Three years into the Great War, England’s greatest asset is their intelligence network–field agents risking their lives to gather information, and codebreakers able to crack every German telegram. Margot De Wilde thrives in the environment of the secretive Room 40, where she spends her days deciphering intercepted messages. But when her world is turned upside down by an unexpected loss, for the first time in her life numbers aren’t enough.
Drake Elton returns wounded from the field, followed by an enemy who just won’t give up. He’s smitten quickly by the intelligent Margot, but how can he convince a girl who lives entirely in her mind that sometimes life’s answers lie in the heart?
Amid biological warfare, encrypted letters, and a German spy who wants to destroy not just them but others they love, Margot and Drake will have to work together to save themselves from the very secrets that brought them together.
I enjoyed reading The Number of Love by Roseanna M. White, set in London in 1917 during WW1, and the first book in The Codebreakers series. Margot is a fascinating character with a mathematically brilliant mind. She thinks in numbers, sees patterns in the numbers, and is a valuable resource for the British Navy in the war effort because of her ability to crack codes.

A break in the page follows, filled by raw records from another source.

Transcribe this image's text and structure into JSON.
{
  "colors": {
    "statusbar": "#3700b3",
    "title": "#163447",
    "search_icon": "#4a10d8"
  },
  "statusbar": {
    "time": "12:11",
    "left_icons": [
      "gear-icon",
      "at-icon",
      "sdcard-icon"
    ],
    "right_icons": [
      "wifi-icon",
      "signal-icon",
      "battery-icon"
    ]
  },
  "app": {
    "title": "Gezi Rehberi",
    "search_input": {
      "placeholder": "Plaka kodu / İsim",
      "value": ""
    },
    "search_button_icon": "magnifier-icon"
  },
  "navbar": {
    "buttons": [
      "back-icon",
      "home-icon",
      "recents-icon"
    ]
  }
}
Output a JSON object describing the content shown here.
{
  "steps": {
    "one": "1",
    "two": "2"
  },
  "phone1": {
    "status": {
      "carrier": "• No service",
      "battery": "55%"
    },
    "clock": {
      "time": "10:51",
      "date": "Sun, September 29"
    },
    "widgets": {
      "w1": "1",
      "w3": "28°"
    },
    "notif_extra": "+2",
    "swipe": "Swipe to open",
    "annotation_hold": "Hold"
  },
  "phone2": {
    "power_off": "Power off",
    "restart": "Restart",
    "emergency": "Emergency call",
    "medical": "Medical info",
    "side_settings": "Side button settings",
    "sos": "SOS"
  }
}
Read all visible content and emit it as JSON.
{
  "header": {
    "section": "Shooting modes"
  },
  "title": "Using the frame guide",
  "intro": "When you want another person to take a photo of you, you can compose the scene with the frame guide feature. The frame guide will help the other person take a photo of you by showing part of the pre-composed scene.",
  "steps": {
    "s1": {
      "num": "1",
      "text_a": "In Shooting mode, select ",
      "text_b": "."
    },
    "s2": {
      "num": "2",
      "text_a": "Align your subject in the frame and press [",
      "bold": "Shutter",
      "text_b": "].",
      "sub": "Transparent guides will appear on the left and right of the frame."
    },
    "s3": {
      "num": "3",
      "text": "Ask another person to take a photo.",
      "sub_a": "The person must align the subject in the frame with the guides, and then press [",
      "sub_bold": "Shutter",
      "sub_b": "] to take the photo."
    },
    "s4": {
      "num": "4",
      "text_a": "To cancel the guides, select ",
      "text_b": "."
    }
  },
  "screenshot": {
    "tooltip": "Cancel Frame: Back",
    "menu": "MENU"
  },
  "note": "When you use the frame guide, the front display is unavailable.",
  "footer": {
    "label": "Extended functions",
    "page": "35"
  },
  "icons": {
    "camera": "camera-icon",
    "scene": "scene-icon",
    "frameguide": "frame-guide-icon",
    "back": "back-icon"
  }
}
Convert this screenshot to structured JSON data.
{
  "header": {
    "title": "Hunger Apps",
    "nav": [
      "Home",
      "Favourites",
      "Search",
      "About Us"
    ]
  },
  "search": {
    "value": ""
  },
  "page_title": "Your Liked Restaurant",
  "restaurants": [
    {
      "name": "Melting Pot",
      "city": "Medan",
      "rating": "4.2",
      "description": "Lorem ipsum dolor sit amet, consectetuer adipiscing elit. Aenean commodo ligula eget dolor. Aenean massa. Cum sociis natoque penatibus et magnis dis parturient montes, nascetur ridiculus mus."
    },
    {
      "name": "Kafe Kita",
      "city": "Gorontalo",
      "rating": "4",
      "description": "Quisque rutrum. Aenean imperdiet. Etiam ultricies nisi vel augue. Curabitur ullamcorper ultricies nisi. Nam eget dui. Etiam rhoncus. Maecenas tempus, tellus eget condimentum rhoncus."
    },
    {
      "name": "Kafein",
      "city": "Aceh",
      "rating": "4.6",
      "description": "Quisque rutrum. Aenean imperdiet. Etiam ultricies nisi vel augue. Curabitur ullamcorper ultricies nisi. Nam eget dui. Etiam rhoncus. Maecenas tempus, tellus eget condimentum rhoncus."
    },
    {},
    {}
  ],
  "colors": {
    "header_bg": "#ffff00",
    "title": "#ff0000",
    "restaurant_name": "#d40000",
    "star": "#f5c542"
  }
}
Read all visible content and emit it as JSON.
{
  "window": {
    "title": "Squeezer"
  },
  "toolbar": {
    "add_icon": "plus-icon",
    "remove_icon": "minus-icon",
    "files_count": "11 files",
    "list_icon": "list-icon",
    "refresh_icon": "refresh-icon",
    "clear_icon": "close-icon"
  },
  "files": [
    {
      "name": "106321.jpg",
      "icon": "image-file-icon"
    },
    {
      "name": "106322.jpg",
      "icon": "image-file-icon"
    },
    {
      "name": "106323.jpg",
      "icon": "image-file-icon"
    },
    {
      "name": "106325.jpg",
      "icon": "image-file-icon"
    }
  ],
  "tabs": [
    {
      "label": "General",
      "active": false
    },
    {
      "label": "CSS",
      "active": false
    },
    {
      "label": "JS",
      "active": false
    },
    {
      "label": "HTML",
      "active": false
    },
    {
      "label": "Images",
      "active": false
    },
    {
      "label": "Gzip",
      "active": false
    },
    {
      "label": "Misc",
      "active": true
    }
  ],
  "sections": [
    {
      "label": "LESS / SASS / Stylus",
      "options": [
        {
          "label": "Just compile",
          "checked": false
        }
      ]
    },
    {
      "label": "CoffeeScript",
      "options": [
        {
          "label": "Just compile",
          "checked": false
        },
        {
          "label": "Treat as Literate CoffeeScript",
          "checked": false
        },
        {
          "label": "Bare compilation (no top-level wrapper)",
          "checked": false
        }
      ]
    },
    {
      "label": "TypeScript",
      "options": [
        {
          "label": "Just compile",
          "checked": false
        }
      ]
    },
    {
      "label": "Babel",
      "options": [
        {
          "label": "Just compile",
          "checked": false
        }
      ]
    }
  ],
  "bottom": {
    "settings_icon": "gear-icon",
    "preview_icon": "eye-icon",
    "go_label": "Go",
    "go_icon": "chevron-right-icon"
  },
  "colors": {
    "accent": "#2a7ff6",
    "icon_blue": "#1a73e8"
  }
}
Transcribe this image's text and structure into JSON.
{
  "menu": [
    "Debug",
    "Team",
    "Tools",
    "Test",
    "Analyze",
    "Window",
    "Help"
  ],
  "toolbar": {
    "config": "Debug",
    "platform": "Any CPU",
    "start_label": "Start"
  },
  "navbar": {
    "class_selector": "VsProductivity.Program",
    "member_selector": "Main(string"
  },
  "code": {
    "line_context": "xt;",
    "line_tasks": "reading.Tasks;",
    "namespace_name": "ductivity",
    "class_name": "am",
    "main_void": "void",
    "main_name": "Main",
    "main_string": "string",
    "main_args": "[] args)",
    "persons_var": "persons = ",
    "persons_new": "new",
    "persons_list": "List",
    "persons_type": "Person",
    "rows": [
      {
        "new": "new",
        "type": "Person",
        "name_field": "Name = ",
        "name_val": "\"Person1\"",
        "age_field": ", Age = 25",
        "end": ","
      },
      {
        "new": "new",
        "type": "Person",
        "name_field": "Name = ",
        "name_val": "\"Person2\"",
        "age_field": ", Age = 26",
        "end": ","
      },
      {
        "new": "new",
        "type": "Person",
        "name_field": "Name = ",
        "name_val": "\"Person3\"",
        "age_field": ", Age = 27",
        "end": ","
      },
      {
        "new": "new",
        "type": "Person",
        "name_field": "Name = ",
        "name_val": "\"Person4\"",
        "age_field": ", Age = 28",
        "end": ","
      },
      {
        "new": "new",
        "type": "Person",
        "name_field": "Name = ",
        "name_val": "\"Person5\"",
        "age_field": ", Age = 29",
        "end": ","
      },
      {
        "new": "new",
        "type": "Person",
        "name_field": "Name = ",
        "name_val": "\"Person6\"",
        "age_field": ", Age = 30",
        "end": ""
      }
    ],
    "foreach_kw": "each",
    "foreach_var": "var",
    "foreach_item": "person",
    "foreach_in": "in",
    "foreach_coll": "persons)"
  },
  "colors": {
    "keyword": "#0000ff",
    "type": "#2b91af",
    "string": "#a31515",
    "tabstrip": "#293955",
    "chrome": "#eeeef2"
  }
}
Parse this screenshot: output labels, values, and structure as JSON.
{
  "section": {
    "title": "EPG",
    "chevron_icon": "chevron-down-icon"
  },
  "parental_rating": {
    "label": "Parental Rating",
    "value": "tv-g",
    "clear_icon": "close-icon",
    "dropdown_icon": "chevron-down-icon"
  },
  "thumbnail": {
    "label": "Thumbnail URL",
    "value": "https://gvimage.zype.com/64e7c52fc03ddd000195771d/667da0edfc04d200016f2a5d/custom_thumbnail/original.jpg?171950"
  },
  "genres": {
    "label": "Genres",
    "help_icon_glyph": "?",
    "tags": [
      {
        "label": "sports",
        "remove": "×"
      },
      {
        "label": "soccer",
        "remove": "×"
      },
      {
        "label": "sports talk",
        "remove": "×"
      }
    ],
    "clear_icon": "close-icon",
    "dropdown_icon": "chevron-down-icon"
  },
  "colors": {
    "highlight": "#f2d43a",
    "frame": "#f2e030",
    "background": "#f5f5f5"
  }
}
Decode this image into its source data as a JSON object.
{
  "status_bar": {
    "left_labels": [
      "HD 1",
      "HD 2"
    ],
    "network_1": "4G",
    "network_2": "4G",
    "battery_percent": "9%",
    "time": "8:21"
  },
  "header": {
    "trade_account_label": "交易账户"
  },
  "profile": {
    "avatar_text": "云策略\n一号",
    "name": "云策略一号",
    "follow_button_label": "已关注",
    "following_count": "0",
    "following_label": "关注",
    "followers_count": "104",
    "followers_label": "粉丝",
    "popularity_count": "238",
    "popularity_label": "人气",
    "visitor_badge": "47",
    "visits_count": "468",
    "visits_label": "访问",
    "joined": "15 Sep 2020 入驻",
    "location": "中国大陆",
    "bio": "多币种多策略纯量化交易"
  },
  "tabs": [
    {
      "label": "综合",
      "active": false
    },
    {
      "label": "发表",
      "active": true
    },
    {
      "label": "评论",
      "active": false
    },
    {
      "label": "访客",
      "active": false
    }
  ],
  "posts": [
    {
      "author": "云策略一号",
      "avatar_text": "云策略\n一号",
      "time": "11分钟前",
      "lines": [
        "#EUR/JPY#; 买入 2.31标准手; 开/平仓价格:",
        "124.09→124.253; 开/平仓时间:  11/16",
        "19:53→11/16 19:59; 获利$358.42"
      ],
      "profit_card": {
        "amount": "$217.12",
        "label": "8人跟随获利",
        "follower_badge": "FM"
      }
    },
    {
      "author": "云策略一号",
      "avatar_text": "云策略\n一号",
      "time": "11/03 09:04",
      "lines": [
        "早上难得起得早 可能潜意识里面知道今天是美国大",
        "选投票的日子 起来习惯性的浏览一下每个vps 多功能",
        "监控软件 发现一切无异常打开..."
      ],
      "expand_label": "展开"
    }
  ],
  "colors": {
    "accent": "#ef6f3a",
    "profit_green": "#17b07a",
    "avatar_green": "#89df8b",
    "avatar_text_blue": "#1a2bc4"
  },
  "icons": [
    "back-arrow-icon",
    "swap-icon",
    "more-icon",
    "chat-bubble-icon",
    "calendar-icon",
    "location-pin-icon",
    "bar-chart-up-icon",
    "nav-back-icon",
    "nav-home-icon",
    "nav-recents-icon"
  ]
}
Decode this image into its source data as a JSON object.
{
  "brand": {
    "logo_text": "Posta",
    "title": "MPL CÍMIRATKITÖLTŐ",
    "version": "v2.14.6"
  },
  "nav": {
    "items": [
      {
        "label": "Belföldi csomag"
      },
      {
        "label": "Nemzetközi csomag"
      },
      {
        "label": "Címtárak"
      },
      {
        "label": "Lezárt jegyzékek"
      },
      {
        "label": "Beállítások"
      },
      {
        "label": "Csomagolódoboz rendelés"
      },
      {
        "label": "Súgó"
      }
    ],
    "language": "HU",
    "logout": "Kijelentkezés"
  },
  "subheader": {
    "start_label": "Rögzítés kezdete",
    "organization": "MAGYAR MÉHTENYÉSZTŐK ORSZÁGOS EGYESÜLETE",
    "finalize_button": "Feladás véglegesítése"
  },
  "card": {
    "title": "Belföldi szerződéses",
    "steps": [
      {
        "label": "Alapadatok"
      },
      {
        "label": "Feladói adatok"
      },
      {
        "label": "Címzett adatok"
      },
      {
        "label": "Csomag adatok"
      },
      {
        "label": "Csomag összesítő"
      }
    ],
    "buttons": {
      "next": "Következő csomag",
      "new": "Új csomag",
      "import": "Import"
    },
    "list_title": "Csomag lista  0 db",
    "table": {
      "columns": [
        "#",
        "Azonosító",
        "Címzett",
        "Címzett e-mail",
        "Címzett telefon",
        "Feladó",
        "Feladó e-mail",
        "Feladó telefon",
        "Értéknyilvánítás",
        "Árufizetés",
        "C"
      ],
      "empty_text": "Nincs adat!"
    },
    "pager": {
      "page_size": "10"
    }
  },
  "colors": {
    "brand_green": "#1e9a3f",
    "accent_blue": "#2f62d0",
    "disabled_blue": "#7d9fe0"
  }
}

When the story opens, Drake is a British Navy Officer who’s working undercover in neutral Spain where his grandfather lives. He’s intrigued by his first meeting at Admiral Hall with the aloof Margo, and he later discovers Margo is his sister, Dot’s, new best friend.
I appreciated how Margo and Drake’s unconventional romantic relationship develops, from acquaintances to friends to something more. Margo is young, and her education in her native Belgium was disrupted by the war. She wants to go to university, and is not at all interested in marrying and having children. The back story for Margo’s family leaving Belgium for England is explored in her brother’s romance story, A Song Unheard.
I love reading historical romances that include real life historical settings in the story. Margo works in London at Admiral Hall in Room 40, which is a secret location where intelligence officers and codebreakers examine intercepted telegrams and other communications to discover the real messages behind the encrypted words.
Danger is lurking around the characters, and the suspense element in the story kept me turning the page, wanting to know what happens next. I found the codebreaking elements in the story intriguing and insightful. I recommend The Number of Love to historical romance readers who like WW1 English settings with a suspense subplot and a relevant faith element in the story.